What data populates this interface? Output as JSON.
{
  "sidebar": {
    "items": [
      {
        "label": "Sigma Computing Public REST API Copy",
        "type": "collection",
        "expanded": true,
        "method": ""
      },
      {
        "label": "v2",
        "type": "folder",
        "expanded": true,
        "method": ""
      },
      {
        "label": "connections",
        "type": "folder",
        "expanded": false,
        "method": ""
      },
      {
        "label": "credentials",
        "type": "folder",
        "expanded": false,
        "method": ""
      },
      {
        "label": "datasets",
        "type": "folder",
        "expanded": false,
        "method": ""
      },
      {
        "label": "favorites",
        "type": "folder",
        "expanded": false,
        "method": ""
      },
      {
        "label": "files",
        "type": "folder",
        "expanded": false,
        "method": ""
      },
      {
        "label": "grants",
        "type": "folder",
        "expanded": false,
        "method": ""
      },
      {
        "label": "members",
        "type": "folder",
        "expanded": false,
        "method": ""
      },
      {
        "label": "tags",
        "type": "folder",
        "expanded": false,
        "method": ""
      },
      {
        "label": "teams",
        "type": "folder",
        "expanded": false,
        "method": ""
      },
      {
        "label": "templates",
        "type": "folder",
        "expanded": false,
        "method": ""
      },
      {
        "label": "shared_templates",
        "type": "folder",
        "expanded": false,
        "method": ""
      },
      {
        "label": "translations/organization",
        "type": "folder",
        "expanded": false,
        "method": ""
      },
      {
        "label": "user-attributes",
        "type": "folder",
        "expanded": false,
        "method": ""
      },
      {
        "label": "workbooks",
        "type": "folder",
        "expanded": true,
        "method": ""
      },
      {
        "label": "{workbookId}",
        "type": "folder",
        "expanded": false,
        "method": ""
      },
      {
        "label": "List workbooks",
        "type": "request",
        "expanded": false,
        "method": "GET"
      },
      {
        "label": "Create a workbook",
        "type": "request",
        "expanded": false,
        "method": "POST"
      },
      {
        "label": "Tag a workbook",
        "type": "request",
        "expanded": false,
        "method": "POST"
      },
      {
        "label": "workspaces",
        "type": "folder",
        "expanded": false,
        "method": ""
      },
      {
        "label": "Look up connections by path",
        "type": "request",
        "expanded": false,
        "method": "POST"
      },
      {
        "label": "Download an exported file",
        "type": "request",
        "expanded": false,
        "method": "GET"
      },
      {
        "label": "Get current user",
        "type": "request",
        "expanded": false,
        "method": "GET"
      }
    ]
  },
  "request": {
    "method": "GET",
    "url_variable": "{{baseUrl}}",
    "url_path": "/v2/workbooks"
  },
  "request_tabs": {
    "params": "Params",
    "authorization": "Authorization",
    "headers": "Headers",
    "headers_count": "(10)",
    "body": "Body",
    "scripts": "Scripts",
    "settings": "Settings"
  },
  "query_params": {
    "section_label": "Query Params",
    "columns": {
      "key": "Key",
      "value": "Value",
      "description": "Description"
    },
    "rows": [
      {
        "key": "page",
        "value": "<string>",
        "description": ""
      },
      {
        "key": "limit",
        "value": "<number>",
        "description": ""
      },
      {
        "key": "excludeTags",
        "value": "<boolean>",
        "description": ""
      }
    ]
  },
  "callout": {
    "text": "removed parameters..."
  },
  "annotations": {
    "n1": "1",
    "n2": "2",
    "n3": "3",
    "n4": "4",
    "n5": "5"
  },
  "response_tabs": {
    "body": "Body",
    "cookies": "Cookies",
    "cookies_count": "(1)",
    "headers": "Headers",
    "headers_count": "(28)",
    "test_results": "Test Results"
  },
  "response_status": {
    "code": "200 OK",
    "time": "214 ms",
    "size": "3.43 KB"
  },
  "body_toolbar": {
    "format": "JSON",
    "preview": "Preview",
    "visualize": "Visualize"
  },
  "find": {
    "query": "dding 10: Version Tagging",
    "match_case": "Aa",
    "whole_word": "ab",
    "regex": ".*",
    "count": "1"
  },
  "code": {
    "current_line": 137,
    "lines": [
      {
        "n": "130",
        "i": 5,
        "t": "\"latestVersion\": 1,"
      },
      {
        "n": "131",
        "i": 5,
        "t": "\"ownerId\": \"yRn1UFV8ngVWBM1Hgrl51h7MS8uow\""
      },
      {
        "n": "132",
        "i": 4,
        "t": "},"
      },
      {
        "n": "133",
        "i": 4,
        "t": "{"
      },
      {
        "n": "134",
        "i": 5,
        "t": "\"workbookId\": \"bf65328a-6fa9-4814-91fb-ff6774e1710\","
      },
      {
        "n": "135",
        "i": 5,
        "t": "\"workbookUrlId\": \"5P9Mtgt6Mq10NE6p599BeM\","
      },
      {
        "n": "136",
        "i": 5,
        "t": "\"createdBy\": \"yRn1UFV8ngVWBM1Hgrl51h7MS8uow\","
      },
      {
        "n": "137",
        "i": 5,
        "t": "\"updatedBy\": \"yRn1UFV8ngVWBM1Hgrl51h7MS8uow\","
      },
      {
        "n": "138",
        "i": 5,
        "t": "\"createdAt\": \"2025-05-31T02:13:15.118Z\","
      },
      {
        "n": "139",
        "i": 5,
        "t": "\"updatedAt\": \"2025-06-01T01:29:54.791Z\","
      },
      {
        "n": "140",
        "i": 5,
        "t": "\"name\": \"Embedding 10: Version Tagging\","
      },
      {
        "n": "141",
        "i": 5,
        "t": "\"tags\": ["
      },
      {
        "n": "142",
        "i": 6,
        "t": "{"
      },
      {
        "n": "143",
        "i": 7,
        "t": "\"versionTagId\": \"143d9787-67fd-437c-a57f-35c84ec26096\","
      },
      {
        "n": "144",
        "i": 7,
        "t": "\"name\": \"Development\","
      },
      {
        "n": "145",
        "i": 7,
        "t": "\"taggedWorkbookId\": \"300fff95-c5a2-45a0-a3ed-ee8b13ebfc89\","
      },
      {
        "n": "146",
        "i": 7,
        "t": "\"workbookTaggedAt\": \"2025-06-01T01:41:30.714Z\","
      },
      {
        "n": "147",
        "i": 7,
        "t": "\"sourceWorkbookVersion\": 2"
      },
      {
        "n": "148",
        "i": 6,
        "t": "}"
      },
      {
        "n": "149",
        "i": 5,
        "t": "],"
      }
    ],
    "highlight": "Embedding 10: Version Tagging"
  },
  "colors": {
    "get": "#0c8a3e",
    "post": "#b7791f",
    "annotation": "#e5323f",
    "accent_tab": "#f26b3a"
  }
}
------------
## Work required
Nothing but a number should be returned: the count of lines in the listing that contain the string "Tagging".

## Solution for this problem
3